- BRIEF -
Would you output each record exactly as it stands?

- App and web page records -
____
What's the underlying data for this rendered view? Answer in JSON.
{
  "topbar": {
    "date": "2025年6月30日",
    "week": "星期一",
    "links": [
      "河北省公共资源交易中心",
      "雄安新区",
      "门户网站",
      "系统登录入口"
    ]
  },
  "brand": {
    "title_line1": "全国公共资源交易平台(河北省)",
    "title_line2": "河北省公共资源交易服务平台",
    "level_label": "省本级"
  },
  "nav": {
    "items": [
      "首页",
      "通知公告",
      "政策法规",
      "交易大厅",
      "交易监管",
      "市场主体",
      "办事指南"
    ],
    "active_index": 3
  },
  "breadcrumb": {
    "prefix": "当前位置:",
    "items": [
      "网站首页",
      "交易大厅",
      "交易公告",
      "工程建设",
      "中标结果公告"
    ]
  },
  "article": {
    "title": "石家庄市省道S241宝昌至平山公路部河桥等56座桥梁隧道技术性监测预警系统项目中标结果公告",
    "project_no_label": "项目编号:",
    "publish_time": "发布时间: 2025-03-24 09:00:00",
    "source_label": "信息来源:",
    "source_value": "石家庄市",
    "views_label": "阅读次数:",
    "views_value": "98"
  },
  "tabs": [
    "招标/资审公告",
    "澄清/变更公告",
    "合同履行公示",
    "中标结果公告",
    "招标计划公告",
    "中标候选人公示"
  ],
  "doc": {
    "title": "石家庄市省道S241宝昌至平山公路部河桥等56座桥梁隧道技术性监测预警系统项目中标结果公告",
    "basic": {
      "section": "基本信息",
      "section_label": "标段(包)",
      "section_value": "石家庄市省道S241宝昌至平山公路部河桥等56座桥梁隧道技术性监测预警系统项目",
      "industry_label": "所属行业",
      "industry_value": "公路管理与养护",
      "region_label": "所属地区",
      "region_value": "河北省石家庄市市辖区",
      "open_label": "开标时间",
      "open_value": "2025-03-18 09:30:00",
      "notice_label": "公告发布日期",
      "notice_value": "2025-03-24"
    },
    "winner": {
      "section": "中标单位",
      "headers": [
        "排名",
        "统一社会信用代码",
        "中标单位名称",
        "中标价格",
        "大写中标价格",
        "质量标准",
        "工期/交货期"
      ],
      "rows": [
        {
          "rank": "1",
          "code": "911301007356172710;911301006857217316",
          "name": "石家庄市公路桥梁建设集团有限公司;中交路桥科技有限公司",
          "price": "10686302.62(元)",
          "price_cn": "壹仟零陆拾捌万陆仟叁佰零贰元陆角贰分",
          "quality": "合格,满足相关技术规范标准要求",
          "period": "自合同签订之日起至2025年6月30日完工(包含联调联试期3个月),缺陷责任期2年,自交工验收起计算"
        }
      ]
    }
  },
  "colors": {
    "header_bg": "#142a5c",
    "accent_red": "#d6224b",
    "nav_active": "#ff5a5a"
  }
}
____
- SOLUTION FOR THIS PROBLEM -
What's the underlying data for this rendered view? Answer in JSON.
{
  "topbar": {
    "date": "2025年6月30日",
    "week": "星期一",
    "links": [
      "河北省公共资源交易中心",
      "雄安新区",
      "门户网站",
      "系统登录入口"
    ]
  },
  "brand": {
    "title_line1": "全国公共资源交易平台(河北省)",
    "title_line2": "河北省公共资源交易服务平台",
    "level_label": "省本级"
  },
  "nav": {
    "items": [
      "首页",
      "通知公告",
      "政策法规",
      "交易大厅",
      "交易监管",
      "市场主体",
      "办事指南"
    ],
    "active_index": 3
  },
  "breadcrumb": {
    "prefix": "当前位置:",
    "items": [
      "网站首页",
      "交易大厅",
      "交易公告",
      "工程建设",
      "中标结果公告"
    ]
  },
  "article": {
    "title": "石家庄市省道S241宝昌至平山公路部河桥等56座桥梁隧道技术性监测预警系统项目中标结果公告",
    "project_no_label": "项目编号:",
    "publish_time": "发布时间: 2025-03-24 09:00:00",
    "source_label": "信息来源:",
    "source_value": "石家庄市",
    "views_label": "阅读次数:",
    "views_value": "98"
  },
  "tabs": [
    "招标/资审公告",
    "澄清/变更公告",
    "合同履行公示",
    "中标结果公告",
    "招标计划公告",
    "中标候选人公示"
  ],
  "doc": {
    "title": "石家庄市省道S241宝昌至平山公路部河桥等56座桥梁隧道技术性监测预警系统项目中标结果公告",
    "basic": {
      "section": "基本信息",
      "section_label": "标段(包)",
      "section_value": "石家庄市省道S241宝昌至平山公路部河桥等56座桥梁隧道技术性监测预警系统项目",
      "industry_label": "所属行业",
      "industry_value": "公路管理与养护",
      "region_label": "所属地区",
      "region_value": "河北省石家庄市市辖区",
      "open_label": "开标时间",
      "open_value": "2025-03-18 09:30:00",
      "notice_label": "公告发布日期",
      "notice_value": "2025-03-24"
    },
    "winner": {
      "section": "中标单位",
      "headers": [
        "排名",
        "统一社会信用代码",
        "中标单位名称",
        "中标价格",
        "大写中标价格",
        "质量标准",
        "工期/交货期"
      ],
      "rows": [
        {
          "rank": "1",
          "code": "911301007356172710;911301006857217316",
          "name": "石家庄市公路桥梁建设集团有限公司;中交路桥科技有限公司",
          "price": "10686302.62(元)",
          "price_cn": "壹仟零陆拾捌万陆仟叁佰零贰元陆角贰分",
          "quality": "合格,满足相关技术规范标准要求",
          "period": "自合同签订之日起至2025年6月30日完工(包含联调联试期3个月),缺陷责任期2年,自交工验收起计算"
        }
      ]
    }
  },
  "colors": {
    "header_bg": "#142a5c",
    "accent_red": "#d6224b",
    "nav_active": "#ff5a5a"
  }
}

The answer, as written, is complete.